The Court held that there was no probable cause for officer to arrest and search motorist prior to discovery of guns in the vehicle, regardless of information that two black males driving a black sports car were believed to have committed three robberies in the area.
b. Arrested for Traffic-Related Offense
i. Arizona v. Gant, 556 U.S. 332, 129 S.Ct. 1710, 173 L.Ed.2d 485 (2009).
Motorist was arrested due to driving on a suspended license and the police subsequently searched his vehicle. The Court held that there was no need to search the vehicle for evidence because they already had evidence of the crime he had committed.
ii. Colorado v. Bertine, 479 U.S. 367, 107 S.Ct. 738, 93 L.Ed.2d 739 (1987).
Officers found controlled substances and large amounts of case in vehicle they were inventorying after driver was arrested for driving under the influence. The Court held that that law enforcement officers may make a warrantless search of a legitimately seized vehicle provided the inventory is conducted according to standardized criteria or established routine.

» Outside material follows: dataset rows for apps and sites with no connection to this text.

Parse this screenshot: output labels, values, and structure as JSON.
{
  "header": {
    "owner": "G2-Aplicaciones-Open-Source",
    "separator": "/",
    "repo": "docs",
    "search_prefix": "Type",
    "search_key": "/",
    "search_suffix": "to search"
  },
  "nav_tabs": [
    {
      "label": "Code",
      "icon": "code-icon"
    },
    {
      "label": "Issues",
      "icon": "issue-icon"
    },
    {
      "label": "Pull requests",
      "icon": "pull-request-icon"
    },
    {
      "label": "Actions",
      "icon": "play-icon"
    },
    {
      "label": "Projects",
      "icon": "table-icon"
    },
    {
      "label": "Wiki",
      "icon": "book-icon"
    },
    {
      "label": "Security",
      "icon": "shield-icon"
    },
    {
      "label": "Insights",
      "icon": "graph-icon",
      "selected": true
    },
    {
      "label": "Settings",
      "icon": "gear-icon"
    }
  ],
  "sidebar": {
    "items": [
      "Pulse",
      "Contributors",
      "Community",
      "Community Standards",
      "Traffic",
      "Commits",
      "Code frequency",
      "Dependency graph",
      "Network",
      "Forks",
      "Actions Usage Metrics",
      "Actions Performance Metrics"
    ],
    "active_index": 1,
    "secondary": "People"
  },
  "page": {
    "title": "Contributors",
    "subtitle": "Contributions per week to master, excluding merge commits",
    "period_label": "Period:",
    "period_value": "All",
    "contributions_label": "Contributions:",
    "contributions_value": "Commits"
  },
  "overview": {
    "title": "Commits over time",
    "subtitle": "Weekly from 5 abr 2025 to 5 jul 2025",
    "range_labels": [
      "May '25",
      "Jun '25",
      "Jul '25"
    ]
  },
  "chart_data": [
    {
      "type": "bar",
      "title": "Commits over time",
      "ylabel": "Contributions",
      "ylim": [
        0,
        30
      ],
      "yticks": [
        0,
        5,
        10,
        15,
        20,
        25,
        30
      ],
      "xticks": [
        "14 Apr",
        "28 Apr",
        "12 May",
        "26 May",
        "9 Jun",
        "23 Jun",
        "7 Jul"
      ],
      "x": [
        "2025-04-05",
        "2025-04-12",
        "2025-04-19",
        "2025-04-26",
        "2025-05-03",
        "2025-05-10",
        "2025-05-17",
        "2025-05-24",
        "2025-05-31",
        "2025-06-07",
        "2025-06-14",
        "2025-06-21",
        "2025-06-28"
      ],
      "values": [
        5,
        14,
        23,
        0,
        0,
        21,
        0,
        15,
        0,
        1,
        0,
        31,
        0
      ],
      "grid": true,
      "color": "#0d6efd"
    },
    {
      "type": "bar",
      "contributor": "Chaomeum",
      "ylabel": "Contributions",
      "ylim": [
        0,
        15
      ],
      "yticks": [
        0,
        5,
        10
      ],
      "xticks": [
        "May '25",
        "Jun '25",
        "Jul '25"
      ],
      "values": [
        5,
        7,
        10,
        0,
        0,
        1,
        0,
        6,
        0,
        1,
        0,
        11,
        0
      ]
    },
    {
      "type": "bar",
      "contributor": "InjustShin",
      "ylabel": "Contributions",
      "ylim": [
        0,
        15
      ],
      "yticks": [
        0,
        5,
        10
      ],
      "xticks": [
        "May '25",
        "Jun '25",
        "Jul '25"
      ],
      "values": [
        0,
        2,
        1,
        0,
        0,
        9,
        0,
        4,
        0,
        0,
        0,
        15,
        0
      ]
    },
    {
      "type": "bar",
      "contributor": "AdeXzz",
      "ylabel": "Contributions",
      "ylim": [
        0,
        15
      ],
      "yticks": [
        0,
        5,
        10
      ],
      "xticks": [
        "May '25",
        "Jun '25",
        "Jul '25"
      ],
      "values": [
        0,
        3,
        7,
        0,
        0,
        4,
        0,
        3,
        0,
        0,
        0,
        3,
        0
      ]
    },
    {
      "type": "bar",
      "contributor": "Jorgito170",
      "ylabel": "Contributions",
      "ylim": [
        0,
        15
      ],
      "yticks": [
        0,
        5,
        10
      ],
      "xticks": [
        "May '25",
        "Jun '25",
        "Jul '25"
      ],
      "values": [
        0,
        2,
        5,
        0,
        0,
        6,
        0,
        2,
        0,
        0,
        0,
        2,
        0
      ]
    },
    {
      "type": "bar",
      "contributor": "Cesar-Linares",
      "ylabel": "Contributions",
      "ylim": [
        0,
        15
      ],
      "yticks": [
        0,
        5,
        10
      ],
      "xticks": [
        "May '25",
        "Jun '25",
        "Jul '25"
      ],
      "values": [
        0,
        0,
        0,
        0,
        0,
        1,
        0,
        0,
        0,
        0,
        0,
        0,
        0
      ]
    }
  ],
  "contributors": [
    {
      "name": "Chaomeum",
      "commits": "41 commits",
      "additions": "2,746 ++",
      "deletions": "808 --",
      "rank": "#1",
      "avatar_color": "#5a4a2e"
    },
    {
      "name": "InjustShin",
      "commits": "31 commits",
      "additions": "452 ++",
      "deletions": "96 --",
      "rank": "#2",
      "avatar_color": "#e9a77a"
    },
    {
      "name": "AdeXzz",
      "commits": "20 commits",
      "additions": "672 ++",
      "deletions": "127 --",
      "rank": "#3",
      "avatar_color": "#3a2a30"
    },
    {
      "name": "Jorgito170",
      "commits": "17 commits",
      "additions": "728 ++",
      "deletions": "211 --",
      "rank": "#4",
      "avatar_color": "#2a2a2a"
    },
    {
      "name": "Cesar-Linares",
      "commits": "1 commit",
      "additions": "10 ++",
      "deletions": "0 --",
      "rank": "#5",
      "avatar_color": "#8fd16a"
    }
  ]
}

a. When is a motorist “in custody”?
i. Berkemer v. McCarty, 468 U.S. 420, 104 S.Ct. 3138, 82 L.Ed.2d 317 (1984).
Motorist was pulled over after weaving in and out of an interstate lane. The officer requested he step out of the car and the motorist told the officer he had been drinking and smoking marijuana. The officer subsequently placed him under arrest. Motorist failed to demonstrate that he was subjected to restraints comparable to those associated with a formal arrest to render themselves “in custody” because there was only a short time between the initiation of the stop and arrest, he was not handcuffed, and the officer had not told the motorist that he planned to arrest him.
ii. Howes v. Fields, 132 S. Ct. 1181, 182 L. Ed. 2d 17 (2012).
iii. State v. Landis, 281 Neb. 139, 794 N.W.2d 151 (2011).
1. Court found that motorist was not “in custody” when he had first consented to additional questioning by the officer he was in the cruiser with and an additional officer leaned on the passenger door, “sandwiched” the motorist between the two of them, and joined in the interrogation.
a. Federal Conspiracy Cases
i. Many large interstate drug stops become multi-state drug conspiracy cases. 21 U.S. Code § 841,846.
ii. Money Laundering. 18 U.S. Code § 1952,1956.
b. Cash Seizures/ Forfeitures/Property
i. “Drugs go east, money goes west”
ii. Vehicles transporting contraband are subject to forfeiture. 18 U.S. Code § 981.
For best results, conduct a step-by-step analysis, even when a 4th Amendment violation is obvious. Talk to local criminal defense lawyers, they know the habits of the highway patrol.